## DATA FOR PROCESSING
——————
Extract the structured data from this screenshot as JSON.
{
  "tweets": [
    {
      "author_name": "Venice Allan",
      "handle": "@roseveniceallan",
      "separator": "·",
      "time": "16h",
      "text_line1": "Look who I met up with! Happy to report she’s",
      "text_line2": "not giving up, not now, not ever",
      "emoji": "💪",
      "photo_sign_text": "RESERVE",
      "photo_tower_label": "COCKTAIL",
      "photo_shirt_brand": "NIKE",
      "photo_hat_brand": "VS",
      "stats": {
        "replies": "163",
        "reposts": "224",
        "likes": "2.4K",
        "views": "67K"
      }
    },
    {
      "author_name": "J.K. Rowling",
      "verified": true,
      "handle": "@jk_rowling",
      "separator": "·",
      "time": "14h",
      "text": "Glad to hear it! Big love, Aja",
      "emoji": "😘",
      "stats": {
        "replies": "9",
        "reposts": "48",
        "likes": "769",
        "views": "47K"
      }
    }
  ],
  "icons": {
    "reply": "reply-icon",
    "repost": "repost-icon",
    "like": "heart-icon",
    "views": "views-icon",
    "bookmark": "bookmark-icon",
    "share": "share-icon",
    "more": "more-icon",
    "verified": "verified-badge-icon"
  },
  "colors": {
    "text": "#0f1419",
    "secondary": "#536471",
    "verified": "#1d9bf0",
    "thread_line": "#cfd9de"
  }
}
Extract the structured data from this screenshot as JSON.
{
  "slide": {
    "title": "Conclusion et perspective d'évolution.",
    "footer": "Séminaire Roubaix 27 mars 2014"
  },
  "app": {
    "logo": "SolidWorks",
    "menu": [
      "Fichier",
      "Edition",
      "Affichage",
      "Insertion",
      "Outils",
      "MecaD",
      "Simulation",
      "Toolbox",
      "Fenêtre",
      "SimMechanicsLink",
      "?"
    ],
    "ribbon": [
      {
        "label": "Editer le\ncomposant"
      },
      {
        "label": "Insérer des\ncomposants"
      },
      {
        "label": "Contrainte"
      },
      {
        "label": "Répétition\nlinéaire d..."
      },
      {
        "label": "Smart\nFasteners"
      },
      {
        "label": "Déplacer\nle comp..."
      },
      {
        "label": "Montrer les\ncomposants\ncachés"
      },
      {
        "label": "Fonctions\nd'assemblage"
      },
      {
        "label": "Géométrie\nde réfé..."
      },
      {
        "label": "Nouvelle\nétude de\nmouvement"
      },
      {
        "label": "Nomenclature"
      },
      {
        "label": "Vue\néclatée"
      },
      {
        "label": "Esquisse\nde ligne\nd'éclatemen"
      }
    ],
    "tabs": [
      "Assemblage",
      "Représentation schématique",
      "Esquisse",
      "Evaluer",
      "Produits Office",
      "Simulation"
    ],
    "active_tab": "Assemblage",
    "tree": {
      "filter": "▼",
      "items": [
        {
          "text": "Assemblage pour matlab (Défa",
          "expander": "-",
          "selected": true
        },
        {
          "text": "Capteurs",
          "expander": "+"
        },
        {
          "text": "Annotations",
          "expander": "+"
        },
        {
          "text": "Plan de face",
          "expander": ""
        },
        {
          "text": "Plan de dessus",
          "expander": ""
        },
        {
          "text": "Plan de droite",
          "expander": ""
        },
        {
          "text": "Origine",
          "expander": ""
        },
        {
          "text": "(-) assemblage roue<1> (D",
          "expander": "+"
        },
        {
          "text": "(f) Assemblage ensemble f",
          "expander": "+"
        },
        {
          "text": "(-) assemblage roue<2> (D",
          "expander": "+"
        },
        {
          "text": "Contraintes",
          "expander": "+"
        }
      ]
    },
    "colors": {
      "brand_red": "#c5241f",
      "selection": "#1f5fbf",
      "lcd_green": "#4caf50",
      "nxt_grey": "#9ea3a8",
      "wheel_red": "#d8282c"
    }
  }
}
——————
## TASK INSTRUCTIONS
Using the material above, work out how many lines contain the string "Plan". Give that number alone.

## EXERCISE OUTPUT
3